We moms all know that horrible feeling of being cooped up with a fussy toddler on a rainy day, about to kill yourself and scatter your own remains in places where your husband can find them when he comes home from work. Yes, we have all been there. So please know that Japan is a country with “Mommy” places. For example, very near my house there is a toddler place in a health center. It’s super duper secret to dumb gaijin like me……so you got to be inquisitive and ask, “Where are the toddler places?” Ask many people.
****Free children areas. Like toddler areas, there are many free areas for children in Japan. Museums, indoor parks, climbing walls, and so on. Every city and town is different. Yes, many are free. Thank you, high Japanese taxes. Also, some of these places will have workshops–drawing workshops, science workshops, and so on. So please ask in your area! It will often be written in Japanese, so you need to ask.
***Libraries. Of course. I love libraries. However, libraries in Japan are not as smashingly wonderful as American libraries. They tend to be strictly books. Not too many frills. (But this depends on the library.) Also, sometimes English books are hidden in the storage room, so ask your librarian if they have English (or foreign books) in the “soko.” They may not understand you, so point a lot. Also, interlibrary loan is possible, too. English books are not well organized in Japan, but they definitely exist.
***Taiken Jyugyo. This is the free class that virtually all clubs and groups offer. I used to go to free English classes at Geos and Nova with my son for my son. I didn’t abuse this. If the classes had been excellent, I would have joined. They weren’t excellent, so I didn’t join. You can do this first free class for almost anything, from sign language to swimming to calligraphy to judo. Community centers have cheap classes for adults and children, by the way.
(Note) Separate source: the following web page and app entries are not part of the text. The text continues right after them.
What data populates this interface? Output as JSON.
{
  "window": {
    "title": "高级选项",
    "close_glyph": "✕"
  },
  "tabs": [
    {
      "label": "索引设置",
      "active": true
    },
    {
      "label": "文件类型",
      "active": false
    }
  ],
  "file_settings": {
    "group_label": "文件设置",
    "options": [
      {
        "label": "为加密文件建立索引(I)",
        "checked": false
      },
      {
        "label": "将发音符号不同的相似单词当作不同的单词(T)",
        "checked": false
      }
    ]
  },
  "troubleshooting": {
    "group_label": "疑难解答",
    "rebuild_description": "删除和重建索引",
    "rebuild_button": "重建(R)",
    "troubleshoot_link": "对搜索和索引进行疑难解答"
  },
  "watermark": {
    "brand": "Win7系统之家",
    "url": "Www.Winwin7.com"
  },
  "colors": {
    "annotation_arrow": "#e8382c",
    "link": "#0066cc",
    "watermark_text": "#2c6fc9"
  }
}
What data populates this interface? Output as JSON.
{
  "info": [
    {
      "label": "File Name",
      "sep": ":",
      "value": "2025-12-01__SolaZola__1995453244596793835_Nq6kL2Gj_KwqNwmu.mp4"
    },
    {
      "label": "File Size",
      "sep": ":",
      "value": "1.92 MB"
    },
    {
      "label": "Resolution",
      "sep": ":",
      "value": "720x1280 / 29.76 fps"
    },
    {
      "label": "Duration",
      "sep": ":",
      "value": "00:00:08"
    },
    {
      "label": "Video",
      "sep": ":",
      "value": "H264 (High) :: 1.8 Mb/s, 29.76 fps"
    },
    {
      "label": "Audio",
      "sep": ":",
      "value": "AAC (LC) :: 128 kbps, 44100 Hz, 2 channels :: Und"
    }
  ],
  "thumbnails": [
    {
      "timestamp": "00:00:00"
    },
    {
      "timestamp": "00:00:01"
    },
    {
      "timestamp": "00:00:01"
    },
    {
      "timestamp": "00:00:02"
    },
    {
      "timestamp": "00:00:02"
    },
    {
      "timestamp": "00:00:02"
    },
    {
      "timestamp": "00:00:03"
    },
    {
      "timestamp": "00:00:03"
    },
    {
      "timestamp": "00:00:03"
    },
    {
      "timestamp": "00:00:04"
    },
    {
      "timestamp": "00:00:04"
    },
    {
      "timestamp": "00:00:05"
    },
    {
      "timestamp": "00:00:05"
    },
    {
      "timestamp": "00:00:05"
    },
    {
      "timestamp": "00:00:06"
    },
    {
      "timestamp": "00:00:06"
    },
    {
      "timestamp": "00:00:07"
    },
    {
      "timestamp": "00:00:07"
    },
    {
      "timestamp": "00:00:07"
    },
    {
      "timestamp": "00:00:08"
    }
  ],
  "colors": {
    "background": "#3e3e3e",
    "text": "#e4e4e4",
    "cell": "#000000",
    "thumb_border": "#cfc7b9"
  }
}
***Japanese classes. Many larger towns have free Japanese classes run by volunteers. Of course, quality depends on the teacher. But worth checking out!
***International Center. Larger towns have these. They are helplines for foreigners. Find yours and use it. If you have a question—anything! —this is the place to ask. If your small town does not have one, you can phone in to another cities’ international center with questions. Also, they have small libraries of language learning material and donated books.
***School Bazaars. These are usually held in fall. The information will be on a Japanese poster, so ask around. They are free and open to public. They want you to come, because they make money with a flea market usually.
***Top floors of tall building sometimes have viewing areas. In our town, we have a building called “The Corasse Building” with a restaurant and free viewing area. Fun!
***Festivals. The quintessential Japanese experience. Often the posters advertising them are only in Japanese, but sometimes have English on them.
***Seasonal Outdoor Activities. Cherry blossom viewing in spring, fireflies in summer, autumn leaves in fall, swans by the river in winter, and so on…..
If anybody has other suggestions, please add them in the comments! 🙂
The above photo shows a photos of souvenirs (omiyage) for my Japanese teachers. My Japanese teachers are all volunteers, so I feel it is worth it to buy them an omiyage. I want to show my deep appreciation. If I were to pay for a Japanese lesson, they run upwards of 3,000 yen per hour. So I am getting a really good deal.